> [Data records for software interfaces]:
####################

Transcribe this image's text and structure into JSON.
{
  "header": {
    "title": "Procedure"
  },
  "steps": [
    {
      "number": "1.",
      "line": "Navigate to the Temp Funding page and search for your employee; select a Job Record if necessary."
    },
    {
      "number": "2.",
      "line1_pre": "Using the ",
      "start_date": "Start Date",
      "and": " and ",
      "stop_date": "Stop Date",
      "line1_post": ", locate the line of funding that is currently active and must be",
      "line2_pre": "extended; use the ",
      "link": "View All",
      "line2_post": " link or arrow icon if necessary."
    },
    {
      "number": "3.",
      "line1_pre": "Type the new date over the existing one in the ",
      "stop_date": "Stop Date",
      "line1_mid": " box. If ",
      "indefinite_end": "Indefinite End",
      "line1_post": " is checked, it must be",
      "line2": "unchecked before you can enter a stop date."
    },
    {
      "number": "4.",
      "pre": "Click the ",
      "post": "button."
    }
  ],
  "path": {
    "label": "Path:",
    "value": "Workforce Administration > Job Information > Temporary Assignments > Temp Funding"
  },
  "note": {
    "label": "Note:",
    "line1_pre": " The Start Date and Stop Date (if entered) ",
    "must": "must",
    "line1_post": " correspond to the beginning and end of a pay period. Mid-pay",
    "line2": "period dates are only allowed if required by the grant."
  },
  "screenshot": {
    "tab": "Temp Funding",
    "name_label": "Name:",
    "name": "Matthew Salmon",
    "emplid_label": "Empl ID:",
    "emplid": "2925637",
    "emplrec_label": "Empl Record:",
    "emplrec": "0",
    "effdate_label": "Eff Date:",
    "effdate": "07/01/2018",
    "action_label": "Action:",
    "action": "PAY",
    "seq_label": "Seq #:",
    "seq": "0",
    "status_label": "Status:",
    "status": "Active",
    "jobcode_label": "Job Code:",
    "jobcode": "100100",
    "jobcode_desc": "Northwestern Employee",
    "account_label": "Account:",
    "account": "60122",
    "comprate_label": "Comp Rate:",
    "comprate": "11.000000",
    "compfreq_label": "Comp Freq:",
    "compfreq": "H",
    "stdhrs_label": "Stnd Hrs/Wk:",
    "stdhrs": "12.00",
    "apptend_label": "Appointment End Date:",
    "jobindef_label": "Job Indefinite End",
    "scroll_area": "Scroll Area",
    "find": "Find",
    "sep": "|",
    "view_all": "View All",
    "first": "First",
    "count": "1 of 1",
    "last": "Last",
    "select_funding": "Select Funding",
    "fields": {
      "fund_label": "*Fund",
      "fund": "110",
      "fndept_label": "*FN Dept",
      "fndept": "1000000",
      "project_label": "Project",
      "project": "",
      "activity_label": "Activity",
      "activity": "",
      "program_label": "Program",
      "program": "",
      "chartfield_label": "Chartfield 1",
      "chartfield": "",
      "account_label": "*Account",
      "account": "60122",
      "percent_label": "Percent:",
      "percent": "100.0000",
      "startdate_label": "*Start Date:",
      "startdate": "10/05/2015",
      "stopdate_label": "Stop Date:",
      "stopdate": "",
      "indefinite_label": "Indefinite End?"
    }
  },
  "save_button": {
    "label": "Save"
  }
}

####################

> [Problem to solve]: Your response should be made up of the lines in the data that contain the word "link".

> [Exercise response]:
      "link": "View All",
      "line2_post": " link or arrow icon if necessary."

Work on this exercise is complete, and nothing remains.